German 'Cannabis clubs' on high as legalization looms
Hanover's cannabis club started as a fringe outfit of nine members campaigning for the right to legally light up joints.
Now the group, and others like it, are flourishing and mainstream as Germany gears up to legalise marijuana.
This month the government approved a draft law legalising the purchase and possession of cannabis for recreational use, despite fierce criticism.
At the heart of the plans, which must still go through parliament, are so-called "cannabis social clubs".
Under the proposals, each group can have up to 500 members and will be allowed to cultivate cannabis for their own use at a rate of up to three plants per person under the watchful eye of the authorities.
Each club member will be allowed to purchase up to 25 grams (0.9 ounces) a day from the club, up to a maximum of 50 grams a month.
For those aged 18 to 21, the amount is lower, up to a maximum of 30 grams a month.
While members will still not be allowed to light up together at their meetings, the coming changes have led to the number of cannabis clubs in Germany rising sharply. There are now around 100.
Applications to join the Hanover group -- which started life in 2016 staging pro-cannabis demonstrations at Christmas markets and festivals -- have exploded.
"Over the past few months, we have been contacted by nearly 800 people," said founder Heinrich Wieker, a former electrical engineer aged 58.
For now, however, the group has accepted just 57 of the applicants.
"I want to get to know them.
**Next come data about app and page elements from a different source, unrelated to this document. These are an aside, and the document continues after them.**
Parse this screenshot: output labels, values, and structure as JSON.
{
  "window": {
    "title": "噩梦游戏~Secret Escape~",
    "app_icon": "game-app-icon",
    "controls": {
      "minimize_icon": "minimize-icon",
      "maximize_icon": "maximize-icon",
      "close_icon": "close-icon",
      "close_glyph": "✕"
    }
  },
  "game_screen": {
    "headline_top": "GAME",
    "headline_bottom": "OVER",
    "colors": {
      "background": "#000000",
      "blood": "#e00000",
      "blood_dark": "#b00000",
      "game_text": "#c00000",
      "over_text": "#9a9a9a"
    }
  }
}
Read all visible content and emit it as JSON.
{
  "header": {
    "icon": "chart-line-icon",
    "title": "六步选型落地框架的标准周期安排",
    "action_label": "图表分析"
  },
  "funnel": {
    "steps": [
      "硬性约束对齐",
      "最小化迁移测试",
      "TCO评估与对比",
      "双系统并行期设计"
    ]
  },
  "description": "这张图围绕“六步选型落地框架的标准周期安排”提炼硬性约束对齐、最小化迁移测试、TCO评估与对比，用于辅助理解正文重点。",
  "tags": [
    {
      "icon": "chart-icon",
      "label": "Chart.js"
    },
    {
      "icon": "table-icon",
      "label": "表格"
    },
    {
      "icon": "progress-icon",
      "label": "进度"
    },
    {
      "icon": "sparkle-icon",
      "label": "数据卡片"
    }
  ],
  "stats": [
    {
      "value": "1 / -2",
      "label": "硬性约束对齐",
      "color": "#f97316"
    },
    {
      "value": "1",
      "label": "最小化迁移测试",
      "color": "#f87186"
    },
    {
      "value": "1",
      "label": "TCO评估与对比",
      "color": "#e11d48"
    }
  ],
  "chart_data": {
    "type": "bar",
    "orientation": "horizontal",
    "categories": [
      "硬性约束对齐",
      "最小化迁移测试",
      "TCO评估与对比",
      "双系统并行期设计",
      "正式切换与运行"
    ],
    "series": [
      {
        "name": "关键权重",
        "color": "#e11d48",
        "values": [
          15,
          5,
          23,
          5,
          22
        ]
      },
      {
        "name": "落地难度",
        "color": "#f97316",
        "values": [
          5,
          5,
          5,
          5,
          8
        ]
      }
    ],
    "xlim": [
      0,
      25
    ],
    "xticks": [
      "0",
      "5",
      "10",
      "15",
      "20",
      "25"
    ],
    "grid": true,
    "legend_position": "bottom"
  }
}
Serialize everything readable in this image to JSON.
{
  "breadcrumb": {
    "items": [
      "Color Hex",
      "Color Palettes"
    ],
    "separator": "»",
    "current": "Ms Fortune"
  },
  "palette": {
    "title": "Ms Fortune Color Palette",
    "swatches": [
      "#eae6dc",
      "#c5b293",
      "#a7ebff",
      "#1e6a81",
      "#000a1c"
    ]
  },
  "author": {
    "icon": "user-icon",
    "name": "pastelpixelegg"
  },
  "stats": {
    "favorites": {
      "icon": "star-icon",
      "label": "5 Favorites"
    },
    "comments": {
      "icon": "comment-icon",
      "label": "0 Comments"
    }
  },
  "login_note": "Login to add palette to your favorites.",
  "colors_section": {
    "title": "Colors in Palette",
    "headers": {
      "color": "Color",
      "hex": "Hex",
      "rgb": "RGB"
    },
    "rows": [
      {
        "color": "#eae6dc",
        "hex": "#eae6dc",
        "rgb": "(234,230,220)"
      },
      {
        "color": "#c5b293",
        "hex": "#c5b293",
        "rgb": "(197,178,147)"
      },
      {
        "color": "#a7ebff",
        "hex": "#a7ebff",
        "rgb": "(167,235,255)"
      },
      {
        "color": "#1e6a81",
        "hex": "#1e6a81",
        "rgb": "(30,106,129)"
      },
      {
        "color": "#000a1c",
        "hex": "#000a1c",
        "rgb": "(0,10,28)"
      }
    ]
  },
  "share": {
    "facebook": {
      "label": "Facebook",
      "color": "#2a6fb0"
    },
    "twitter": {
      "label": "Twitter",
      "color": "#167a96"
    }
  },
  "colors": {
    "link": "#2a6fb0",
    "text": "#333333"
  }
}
I have to integrate them into the team and assign them tasks," he told AFP, before opening one of the group's twice-weekly meetings in a co-working space.
- Growing debate -
Seven people took part in the meeting, but there was no cannabis smoke wafting through the room, which looked like a typical workplace, with desks, computers and a whiteboard.
On the agenda at the gathering were cultivation and preventing addiction.
"On Sunday, we went to see a place in Hanover where we could possibly cultivate (cannabis)," said Oliver W., a 48-year-old, retired electrician, who did not want to give his full name.
One option is to grow the plants in special cultivation boxes under artificial lights, said Wieker.
Another option is "to have a large plantation outside, which I personally prefer as it is a more sustainable method," added the founder, who was sporting orange sandals.
As well as the club, Wieker, who has previously worked in the pharmaceutical, chemical and car industries, also founded his own business making machines to harvest cannabis.
For now, club membership costs 20 euros ($22), plus a monthly fee of five euros.
But the price, which mainly covers the rental of premises, could rise if it includes the supply of the drug.
Wieker believes the best answer is to sell cannabis by the gram to members, with those who use the club a lot paying more than those who only use it rarely.
He believes the price should be between a highly competitive five and 15 euros a gram to cover production.
- Contentious -
The push to legalise cannabis in Europe's most populous country, a flagship project of Chancellor Olaf Scholz's centre-left-led coalition, has however proven controversial.
The proposals have run into strong opposition from conservative politicians, doctors and law enforcement officials.
But Health Minister Karl Lauterbach has argued the approach would crack down on the black market and drug-related crime, ease the burden on law enforcement and allow for safer consumption.
Safeguards have been included in the draft.
Cannabis use is banned for under-18s, and every club is required to have a member responsible for combating addiction.
In Wieker's club, a group has been set up comprised of members previously addicted to other substances, including alcohol and heroin, to be on the lookout for such problems.
"We are keeping a close eye on any problematic consumption," he said, adding the club was also in touch with an association that helps drug addicts.